And then in the oval of light
Light itself.

Daughter gone now, train rolling on
Through the countries of the night

To home and its many ruins
A spent bouquet in my hand.

xx



When I saw the photo choice for today, out of all of Fee’s lovely examples, I was somewhat furious.  I thought, why has Adam chosen such a disturbing, somewhat meaningless--to me-- image, as in, why on earth waste the film to take a photo of this shyster.  But then, as is the way of all poets, I had an idea.

xj


copyright Jenne' R. Andrews
March 2011

9 comments:

Brian Miller said...

stark imagery...gave me rather a shiver...not sure i want to go home now...

Theodore Daniel Richards said...

Having two daughters, both who unfortunately take after me (at least in their youth); both who like to come to the edge and look. One 30 and living in Vegas; one still at home -- both make me nervous -- this poem stuck...but this line, this line brings it all back home:

We need to return you/To the sea/For the rites of salt, I say,

This line is a gem Jen. I've only heard Dylan Thomas or James Joyce use language like this before. It gives so much to allude to.

blueoran said...

Well, you sure came up with an adequate idea (I skipped this image altogether). Ophelia has no mother in "Hamlet," though if she did, she might have been solaced from mad suicide. She's thus Persephone here, with Demeter doing her damned best to wrest her back from Hell. "The rite of salt," hell yes, that's the ticket for this ailing mental amputee -- but love of Opium the rude physic here, and in the end there's nothing to do but let this young girl fade into Oblivion and go back to the hell of "home and its many ruins / A spent bouquet in my hand." Five unlit cigarettes as kudos for a fine, fine job. - Brendan

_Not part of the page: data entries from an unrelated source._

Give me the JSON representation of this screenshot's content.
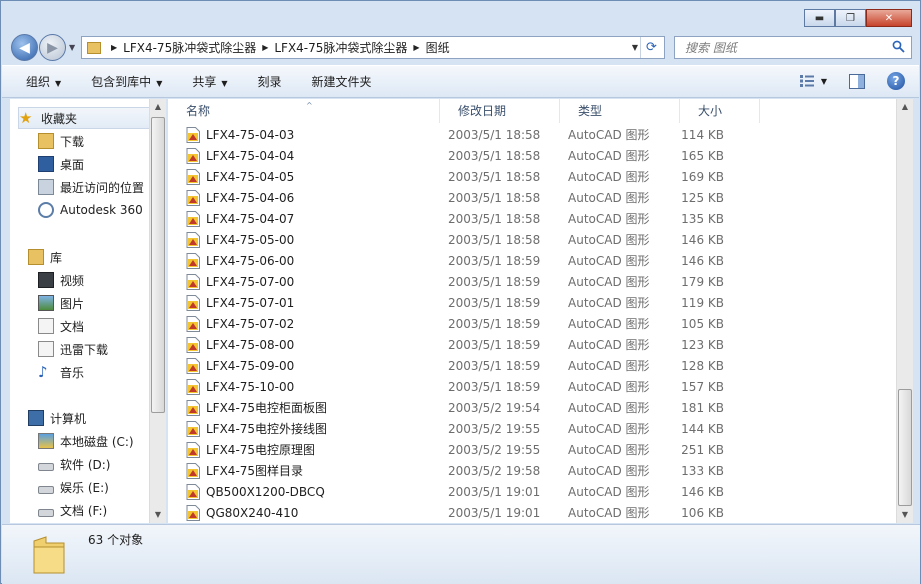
{
  "window": {
    "caption_buttons": {
      "minimize": "▬",
      "maximize": "❐",
      "close": "✕"
    }
  },
  "address": {
    "crumbs": [
      "LFX4-75脉冲袋式除尘器",
      "LFX4-75脉冲袋式除尘器",
      "图纸"
    ],
    "separator": "▶",
    "dropdown": "▼"
  },
  "search": {
    "placeholder": "搜索 图纸"
  },
  "toolbar": {
    "organize": "组织",
    "include_in_library": "包含到库中",
    "share": "共享",
    "burn": "刻录",
    "new_folder": "新建文件夹",
    "arrow": "▼"
  },
  "nav": {
    "favorites": {
      "label": "收藏夹",
      "items": [
        "下载",
        "桌面",
        "最近访问的位置",
        "Autodesk 360"
      ]
    },
    "libraries": {
      "label": "库",
      "items": [
        "视频",
        "图片",
        "文档",
        "迅雷下载",
        "音乐"
      ]
    },
    "computer": {
      "label": "计算机",
      "items": [
        "本地磁盘 (C:)",
        "软件 (D:)",
        "娱乐 (E:)",
        "文档 (F:)"
      ]
    }
  },
  "columns": {
    "name": "名称",
    "modified": "修改日期",
    "type": "类型",
    "size": "大小"
  },
  "files": [
    {
      "name": "LFX4-75-04-03",
      "date": "2003/5/1 18:58",
      "type": "AutoCAD 图形",
      "size": "114 KB"
    },
    {
      "name": "LFX4-75-04-04",
      "date": "2003/5/1 18:58",
      "type": "AutoCAD 图形",
      "size": "165 KB"
    },
    {
      "name": "LFX4-75-04-05",
      "date": "2003/5/1 18:58",
      "type": "AutoCAD 图形",
      "size": "169 KB"
    },
    {
      "name": "LFX4-75-04-06",
      "date": "2003/5/1 18:58",
      "type": "AutoCAD 图形",
      "size": "125 KB"
    },
    {
      "name": "LFX4-75-04-07",
      "date": "2003/5/1 18:58",
      "type": "AutoCAD 图形",
      "size": "135 KB"
    },
    {
      "name": "LFX4-75-05-00",
      "date": "2003/5/1 18:58",
      "type": "AutoCAD 图形",
      "size": "146 KB"
    },
    {
      "name": "LFX4-75-06-00",
      "date": "2003/5/1 18:59",
      "type": "AutoCAD 图形",
      "size": "146 KB"
    },
    {
      "name": "LFX4-75-07-00",
      "date": "2003/5/1 18:59",
      "type": "AutoCAD 图形",
      "size": "179 KB"
    },
    {
      "name": "LFX4-75-07-01",
      "date": "2003/5/1 18:59",
      "type": "AutoCAD 图形",
      "size": "119 KB"
    },
    {
      "name": "LFX4-75-07-02",
      "date": "2003/5/1 18:59",
      "type": "AutoCAD 图形",
      "size": "105 KB"
    },
    {
      "name": "LFX4-75-08-00",
      "date": "2003/5/1 18:59",
      "type": "AutoCAD 图形",
      "size": "123 KB"
    },
    {
      "name": "LFX4-75-09-00",
      "date": "2003/5/1 18:59",
      "type": "AutoCAD 图形",
      "size": "128 KB"
    },
    {
      "name": "LFX4-75-10-00",
      "date": "2003/5/1 18:59",
      "type": "AutoCAD 图形",
      "size": "157 KB"
    },
    {
      "name": "LFX4-75电控柜面板图",
      "date": "2003/5/2 19:54",
      "type": "AutoCAD 图形",
      "size": "181 KB"
    },
    {
      "name": "LFX4-75电控外接线图",
      "date": "2003/5/2 19:55",
      "type": "AutoCAD 图形",
      "size": "144 KB"
    },
    {
      "name": "LFX4-75电控原理图",
      "date": "2003/5/2 19:55",
      "type": "AutoCAD 图形",
      "size": "251 KB"
    },
    {
      "name": "LFX4-75图样目录",
      "date": "2003/5/2 19:58",
      "type": "AutoCAD 图形",
      "size": "133 KB"
    },
    {
      "name": "QB500X1200-DBCQ",
      "date": "2003/5/1 19:01",
      "type": "AutoCAD 图形",
      "size": "146 KB"
    },
    {
      "name": "QG80X240-410",
      "date": "2003/5/1 19:01",
      "type": "AutoCAD 图形",
      "size": "106 KB"
    }
  ],
  "status": {
    "count": "63 个对象"
  },
  "icons": {
    "file": "autocad-dwg-icon",
    "folder": "folder-icon",
    "search": "search-icon",
    "refresh": "refresh-icon",
    "help": "help-icon",
    "view": "view-options-icon",
    "preview": "preview-pane-icon"
  },
  "colors": {
    "accent": "#2c64b8",
    "chrome": "#d5e3f3",
    "toolbar": "#dde8f5"
  }
}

dustus said...

Love the surreal fever induced ascension, as well as the lines...

"And plunges a syringe into her thigh.
She wilts like a white crocus"

Wow. So clear to imagine the chemical wilting. It does however seem cruel to me to place Ophelia in water, even if it is in Liverpool. Very witty. Excellent poetry, as always.

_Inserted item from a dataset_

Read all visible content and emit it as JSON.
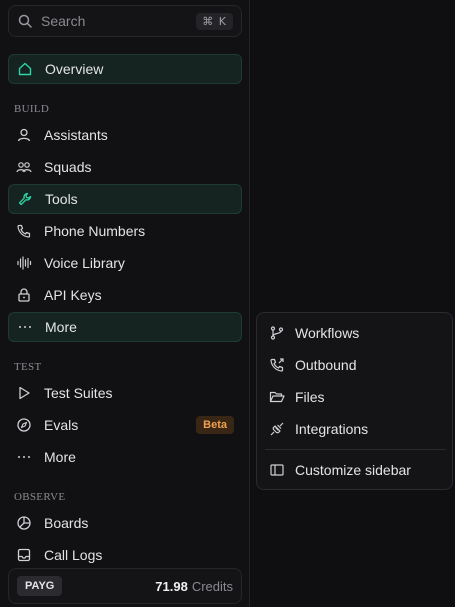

Alegria Imperial said...

Because Ophelia is a constant image for me--her madness fascinates me no end--I latched on to your first few lines and followed through with yes, her non-existent mother. The unreal weaving in and out of the real world reinforces the images passing in and out of a train window, the poet's and the reader's mind. I love how you end it, Jenne..."First a pale and withered angel/And then the oval of light/Light itself..." Kudos!!!

signed...bkm said...

The best take I have read all day on this prompt..excellent in every way...I have a daughter also that at one time played with this edge...happy that she is still riding on the train....Wonderful...bkm

Fireblossom said...

Rue is a potent poison.

I'm with Adam, taking Ophelia to the shore seems like tempting fate.

Semaphore said...

This is brilliant. At once I saw you evoking not just the target picture, but also the gloriuous, infamous pre-Raphaelite painting of Ophelia - you would know, of course, of the unsavoury background of the models for these portraits, which is perfectly in line with your theme. I have absolutely fallen in love with your work, all of it.

jen revved said...

Thanks to each of you for such wonderful comments. I value each of you and each of these so very much. Love, Jenne'